Everything “broke loose,” Diefenbaker recalled. Pepler sputtered, expressed shock: one didn’t say things like that in a B.C. courtroom! The judge was willing to let it pass if defence counsel meant it was a statement not a question. But Diefenbaker said he’d put it to the witness as a question. Both he and His Honour were interrupted by Pepler blurting out that he wanted to make it clear that the Crown wasn’t “concerned about the deaths of a few privates going to Korea”.

“Oh, Colonel, you’re not concerned about the killing of a few privates?” snapped Diefenbaker.

It was pure drama on his part, of course, as he knew full well that Pepler had really meant that the Crown’s charge against Atherton dealt with the death of one of the firemen not the deaths of passengers.

But the damage was done. That the Crown’s case had been scuttled by Pepler’s outburst was made abundantly clear when one of two jurors who were veterans of the First World War muttered a curse at the attorney-general.

Diefenbaker called no witnesses, concentrating instead on cross-examination for the balance of the trial, and reciting the incident of the seagull who’d dropped a fish on the telegraph wires, while taking every opportunity, real and staged, to remind the jury of Pepler’s military career by addressing him as Colonel.

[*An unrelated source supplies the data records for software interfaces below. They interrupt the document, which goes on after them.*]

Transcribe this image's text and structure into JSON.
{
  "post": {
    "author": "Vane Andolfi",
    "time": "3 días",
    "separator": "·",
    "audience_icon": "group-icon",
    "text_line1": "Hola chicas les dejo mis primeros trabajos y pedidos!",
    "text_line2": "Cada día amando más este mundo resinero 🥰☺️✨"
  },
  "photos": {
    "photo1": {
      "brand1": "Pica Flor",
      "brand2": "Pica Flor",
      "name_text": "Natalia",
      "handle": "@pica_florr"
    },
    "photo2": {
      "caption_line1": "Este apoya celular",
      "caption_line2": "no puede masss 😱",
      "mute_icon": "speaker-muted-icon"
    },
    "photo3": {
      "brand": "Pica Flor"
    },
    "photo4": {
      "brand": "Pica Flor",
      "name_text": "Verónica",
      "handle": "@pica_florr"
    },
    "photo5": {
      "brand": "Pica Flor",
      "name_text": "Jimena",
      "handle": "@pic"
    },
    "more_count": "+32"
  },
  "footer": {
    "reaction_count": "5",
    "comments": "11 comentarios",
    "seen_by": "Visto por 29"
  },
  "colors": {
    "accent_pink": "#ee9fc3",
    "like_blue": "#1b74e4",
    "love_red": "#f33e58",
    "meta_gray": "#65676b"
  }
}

In his hour-long charge to the jury Justice McFarlane pointed out that if they believed Atherton’s story that he’d relayed the troop train’s order as he’d received it, an acquittal was justified. In just 40 minutes jurors returned a verdict of not guilty

The CNR installed block signals on the fatal stretch of track, realigned the blind curve that obscured train crews’ view of the what lay ahead, and, within two years, ordered 302 new all-metal passenger cars.


Too late for the 21 men who died in the Canoe River train wreck which ultimately proved to be beneficial to Diefenbaker’s legal and political career while going down in Canadian history as a tragic sidelight of the Korean War.

Ironically, the RCHA suffered more casualties in this incident than in its first year of action in Korea. A memorial cairn and monument have been erected near the crash site as has a monument at CFB Shilo where a memorial parade is held each year.

Because they were on active duty when killed, the names of the 17 servicemen who died at Canoe River are inscribed in the Korea Book of Remembrance, on the Wall of Remembrance in Brampton, Ont., and on the Korea Cairn in Winnipeg’s Brookside Cemetery.

However, because they never made it to the Korean war zone, they have not been awarded posthumous Canadian Volunteer Service Medals — an injustice according to one of the survivors who has unsuccessfully campaigned to have the medals awarded.